“When [Wright] arrived, it was a scarred, desecrated landscape,” says Allison Cross, Manitoga’s executive director. “He brought it back to life.” The site, which offers tours of the house and studio from April to November, has more to offer than just Midcentury Modern design. It also teaches visitors about living in harmony with nature.
Wright delighted in the wilderness, designing the house to appear as if growing out of the stone, while keeping pieces of the site’s industrial past—metal rings drilled into the stone and bits of machinery for doorknobs. He brought nature indoors by “balancing modern materials—plastics and styrofoam, for example—with natural ones—granite with Formica or resin infused with pine needles or butterflies,” says Cross. The double-height living room is supported by a giant tree trunk.
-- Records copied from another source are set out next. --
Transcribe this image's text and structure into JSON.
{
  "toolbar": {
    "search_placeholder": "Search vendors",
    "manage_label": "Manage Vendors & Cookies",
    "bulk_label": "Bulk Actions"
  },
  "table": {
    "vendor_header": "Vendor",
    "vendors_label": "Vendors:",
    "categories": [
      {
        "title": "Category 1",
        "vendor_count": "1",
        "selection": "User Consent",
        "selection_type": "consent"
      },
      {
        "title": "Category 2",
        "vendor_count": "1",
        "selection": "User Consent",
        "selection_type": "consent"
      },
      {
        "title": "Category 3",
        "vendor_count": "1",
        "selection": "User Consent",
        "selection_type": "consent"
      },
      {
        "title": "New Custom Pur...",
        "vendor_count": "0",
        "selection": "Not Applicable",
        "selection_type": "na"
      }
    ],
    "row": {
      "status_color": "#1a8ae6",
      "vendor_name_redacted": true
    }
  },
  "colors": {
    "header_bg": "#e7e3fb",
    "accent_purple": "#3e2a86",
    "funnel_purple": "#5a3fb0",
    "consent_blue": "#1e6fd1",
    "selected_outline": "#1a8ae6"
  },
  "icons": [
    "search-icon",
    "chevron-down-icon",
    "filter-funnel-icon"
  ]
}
An early environmentalist, Wright created insulation from styrofoam, plastic laminate, and foil; included walls of windows designed for heating and cooling ; and built a “green” roof. The rooms have been preserved to showcase his lifestyle, down to a pack of Salem cigarettes in an ashtray on Wright’s desk—and tour guides demonstrate how the built-in shelving’s panels were swapped seasonally. A Saarinen dining table is set with American Modern.
“Manitoga represents a life dedicated to good design, which elevates the spirit and gives a sense of beauty and timelessness,” says Cross, who instituted an artist-in-residence program to help revitalize Manitoga. “One of the challenges of historic house museums, whether from the 1800s or the 20th century, is that we preserve them so you see that slice of time, but they have to stay alive,” she says. The residency program, which has hosted a dozen artist residents, is “about keeping alive and inspiring that spirit of creative output.” This fall, Ivy Baldwin Dance presents “Quarry,” a performance based on Wright’s desire to blur the line between inside and outside. Other programs are also under consideration, says Cross, including a design camp for adults, poet residencies, and retreats. A collection of over 500 Wright objects, from the late American industrial design collector George R. Kravis II, is being displayed.
When it comes to design or sustainability, Manitoga offers “timeless lessons that were innovative in his day and they are very important for us to embrace because they are being ignored,” says Cross. “Ridiculously big houses or ones that pay no attention to the movement of the sun, so that they cost more to heat and cool, are being built. We’re repealing all kinds of environmental controls. It’s very important to hold up Manitoga as a beautiful oasis that has stood the test of time.”